» What to do:
A word-for-word copy of the whole listing is required.

*** Exercise data Section Begins ***

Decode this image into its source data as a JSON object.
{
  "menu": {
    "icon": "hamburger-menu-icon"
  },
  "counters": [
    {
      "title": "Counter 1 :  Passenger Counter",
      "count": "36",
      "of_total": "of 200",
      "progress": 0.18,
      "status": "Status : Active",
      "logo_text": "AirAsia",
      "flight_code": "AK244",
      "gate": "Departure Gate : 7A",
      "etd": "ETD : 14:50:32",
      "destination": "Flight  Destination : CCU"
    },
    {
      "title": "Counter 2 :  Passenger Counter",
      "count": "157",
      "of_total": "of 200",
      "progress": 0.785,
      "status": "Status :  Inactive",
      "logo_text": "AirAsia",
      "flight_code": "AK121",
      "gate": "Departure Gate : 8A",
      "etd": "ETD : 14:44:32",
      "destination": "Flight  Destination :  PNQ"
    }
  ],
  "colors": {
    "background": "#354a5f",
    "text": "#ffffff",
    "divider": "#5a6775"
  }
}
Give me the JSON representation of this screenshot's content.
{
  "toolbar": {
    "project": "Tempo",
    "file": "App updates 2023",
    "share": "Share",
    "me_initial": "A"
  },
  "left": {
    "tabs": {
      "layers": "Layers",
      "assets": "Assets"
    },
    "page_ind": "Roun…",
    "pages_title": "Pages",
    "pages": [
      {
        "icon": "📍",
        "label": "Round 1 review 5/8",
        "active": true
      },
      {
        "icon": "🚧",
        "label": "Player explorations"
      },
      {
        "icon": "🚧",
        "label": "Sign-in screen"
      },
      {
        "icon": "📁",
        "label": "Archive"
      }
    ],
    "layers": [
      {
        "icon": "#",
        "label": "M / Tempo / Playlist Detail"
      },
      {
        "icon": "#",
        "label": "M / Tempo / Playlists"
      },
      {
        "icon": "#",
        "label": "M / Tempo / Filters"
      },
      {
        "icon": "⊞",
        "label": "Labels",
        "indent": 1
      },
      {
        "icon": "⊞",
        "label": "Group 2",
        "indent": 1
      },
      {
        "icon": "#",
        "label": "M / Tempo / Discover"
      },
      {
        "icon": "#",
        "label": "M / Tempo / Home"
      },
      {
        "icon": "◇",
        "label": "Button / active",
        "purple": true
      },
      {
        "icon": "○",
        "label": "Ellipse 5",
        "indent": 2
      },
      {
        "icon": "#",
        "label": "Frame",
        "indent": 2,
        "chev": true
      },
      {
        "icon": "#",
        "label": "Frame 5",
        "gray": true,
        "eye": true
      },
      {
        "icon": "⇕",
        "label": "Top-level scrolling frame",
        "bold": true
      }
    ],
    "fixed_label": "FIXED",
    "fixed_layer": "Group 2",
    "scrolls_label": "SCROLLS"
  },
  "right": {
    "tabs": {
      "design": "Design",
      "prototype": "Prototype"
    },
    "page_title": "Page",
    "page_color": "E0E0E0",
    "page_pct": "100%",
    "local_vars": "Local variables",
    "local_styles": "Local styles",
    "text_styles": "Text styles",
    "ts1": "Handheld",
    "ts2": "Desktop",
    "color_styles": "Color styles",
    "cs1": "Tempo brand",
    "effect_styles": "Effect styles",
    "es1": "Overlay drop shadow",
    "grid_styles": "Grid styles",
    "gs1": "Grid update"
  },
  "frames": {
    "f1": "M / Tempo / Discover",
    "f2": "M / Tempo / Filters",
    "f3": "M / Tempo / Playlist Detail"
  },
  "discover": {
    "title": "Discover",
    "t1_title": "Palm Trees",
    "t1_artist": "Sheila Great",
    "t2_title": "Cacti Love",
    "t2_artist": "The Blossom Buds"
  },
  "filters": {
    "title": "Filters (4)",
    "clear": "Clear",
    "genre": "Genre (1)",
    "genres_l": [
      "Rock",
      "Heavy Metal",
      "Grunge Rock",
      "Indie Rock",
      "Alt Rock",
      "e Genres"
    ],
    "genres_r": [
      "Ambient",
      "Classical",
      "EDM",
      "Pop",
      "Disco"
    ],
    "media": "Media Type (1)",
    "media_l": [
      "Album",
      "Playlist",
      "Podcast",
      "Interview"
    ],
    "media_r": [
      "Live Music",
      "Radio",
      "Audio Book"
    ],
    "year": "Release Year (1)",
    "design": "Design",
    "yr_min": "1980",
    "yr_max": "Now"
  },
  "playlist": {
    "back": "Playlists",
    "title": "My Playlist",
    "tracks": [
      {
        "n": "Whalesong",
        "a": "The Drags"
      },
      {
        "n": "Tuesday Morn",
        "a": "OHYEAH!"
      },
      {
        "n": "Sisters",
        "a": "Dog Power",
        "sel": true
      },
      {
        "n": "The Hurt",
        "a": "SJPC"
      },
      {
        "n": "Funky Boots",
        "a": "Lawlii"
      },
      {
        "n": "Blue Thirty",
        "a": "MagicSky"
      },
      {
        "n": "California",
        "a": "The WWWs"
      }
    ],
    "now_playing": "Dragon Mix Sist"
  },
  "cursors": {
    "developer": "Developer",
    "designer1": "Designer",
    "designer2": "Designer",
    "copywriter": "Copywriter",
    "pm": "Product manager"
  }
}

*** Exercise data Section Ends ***

» Result of the exercise:
Decode this image into its source data as a JSON object.
{
  "menu": {
    "icon": "hamburger-menu-icon"
  },
  "counters": [
    {
      "title": "Counter 1 :  Passenger Counter",
      "count": "36",
      "of_total": "of 200",
      "progress": 0.18,
      "status": "Status : Active",
      "logo_text": "AirAsia",
      "flight_code": "AK244",
      "gate": "Departure Gate : 7A",
      "etd": "ETD : 14:50:32",
      "destination": "Flight  Destination : CCU"
    },
    {
      "title": "Counter 2 :  Passenger Counter",
      "count": "157",
      "of_total": "of 200",
      "progress": 0.785,
      "status": "Status :  Inactive",
      "logo_text": "AirAsia",
      "flight_code": "AK121",
      "gate": "Departure Gate : 8A",
      "etd": "ETD : 14:44:32",
      "destination": "Flight  Destination :  PNQ"
    }
  ],
  "colors": {
    "background": "#354a5f",
    "text": "#ffffff",
    "divider": "#5a6775"
  }
}
Give me the JSON representation of this screenshot's content.
{
  "toolbar": {
    "project": "Tempo",
    "file": "App updates 2023",
    "share": "Share",
    "me_initial": "A"
  },
  "left": {
    "tabs": {
      "layers": "Layers",
      "assets": "Assets"
    },
    "page_ind": "Roun…",
    "pages_title": "Pages",
    "pages": [
      {
        "icon": "📍",
        "label": "Round 1 review 5/8",
        "active": true
      },
      {
        "icon": "🚧",
        "label": "Player explorations"
      },
      {
        "icon": "🚧",
        "label": "Sign-in screen"
      },
      {
        "icon": "📁",
        "label": "Archive"
      }
    ],
    "layers": [
      {
        "icon": "#",
        "label": "M / Tempo / Playlist Detail"
      },
      {
        "icon": "#",
        "label": "M / Tempo / Playlists"
      },
      {
        "icon": "#",
        "label": "M / Tempo / Filters"
      },
      {
        "icon": "⊞",
        "label": "Labels",
        "indent": 1
      },
      {
        "icon": "⊞",
        "label": "Group 2",
        "indent": 1
      },
      {
        "icon": "#",
        "label": "M / Tempo / Discover"
      },
      {
        "icon": "#",
        "label": "M / Tempo / Home"
      },
      {
        "icon": "◇",
        "label": "Button / active",
        "purple": true
      },
      {
        "icon": "○",
        "label": "Ellipse 5",
        "indent": 2
      },
      {
        "icon": "#",
        "label": "Frame",
        "indent": 2,
        "chev": true
      },
      {
        "icon": "#",
        "label": "Frame 5",
        "gray": true,
        "eye": true
      },
      {
        "icon": "⇕",
        "label": "Top-level scrolling frame",
        "bold": true
      }
    ],
    "fixed_label": "FIXED",
    "fixed_layer": "Group 2",
    "scrolls_label": "SCROLLS"
  },
  "right": {
    "tabs": {
      "design": "Design",
      "prototype": "Prototype"
    },
    "page_title": "Page",
    "page_color": "E0E0E0",
    "page_pct": "100%",
    "local_vars": "Local variables",
    "local_styles": "Local styles",
    "text_styles": "Text styles",
    "ts1": "Handheld",
    "ts2": "Desktop",
    "color_styles": "Color styles",
    "cs1": "Tempo brand",
    "effect_styles": "Effect styles",
    "es1": "Overlay drop shadow",
    "grid_styles": "Grid styles",
    "gs1": "Grid update"
  },
  "frames": {
    "f1": "M / Tempo / Discover",
    "f2": "M / Tempo / Filters",
    "f3": "M / Tempo / Playlist Detail"
  },
  "discover": {
    "title": "Discover",
    "t1_title": "Palm Trees",
    "t1_artist": "Sheila Great",
    "t2_title": "Cacti Love",
    "t2_artist": "The Blossom Buds"
  },
  "filters": {
    "title": "Filters (4)",
    "clear": "Clear",
    "genre": "Genre (1)",
    "genres_l": [
      "Rock",
      "Heavy Metal",
      "Grunge Rock",
      "Indie Rock",
      "Alt Rock",
      "e Genres"
    ],
    "genres_r": [
      "Ambient",
      "Classical",
      "EDM",
      "Pop",
      "Disco"
    ],
    "media": "Media Type (1)",
    "media_l": [
      "Album",
      "Playlist",
      "Podcast",
      "Interview"
    ],
    "media_r": [
      "Live Music",
      "Radio",
      "Audio Book"
    ],
    "year": "Release Year (1)",
    "design": "Design",
    "yr_min": "1980",
    "yr_max": "Now"
  },
  "playlist": {
    "back": "Playlists",
    "title": "My Playlist",
    "tracks": [
      {
        "n": "Whalesong",
        "a": "The Drags"
      },
      {
        "n": "Tuesday Morn",
        "a": "OHYEAH!"
      },
      {
        "n": "Sisters",
        "a": "Dog Power",
        "sel": true
      },
      {
        "n": "The Hurt",
        "a": "SJPC"
      },
      {
        "n": "Funky Boots",
        "a": "Lawlii"
      },
      {
        "n": "Blue Thirty",
        "a": "MagicSky"
      },
      {
        "n": "California",
        "a": "The WWWs"
      }
    ],
    "now_playing": "Dragon Mix Sist"
  },
  "cursors": {
    "developer": "Developer",
    "designer1": "Designer",
    "designer2": "Designer",
    "copywriter": "Copywriter",
    "pm": "Product manager"
  }
}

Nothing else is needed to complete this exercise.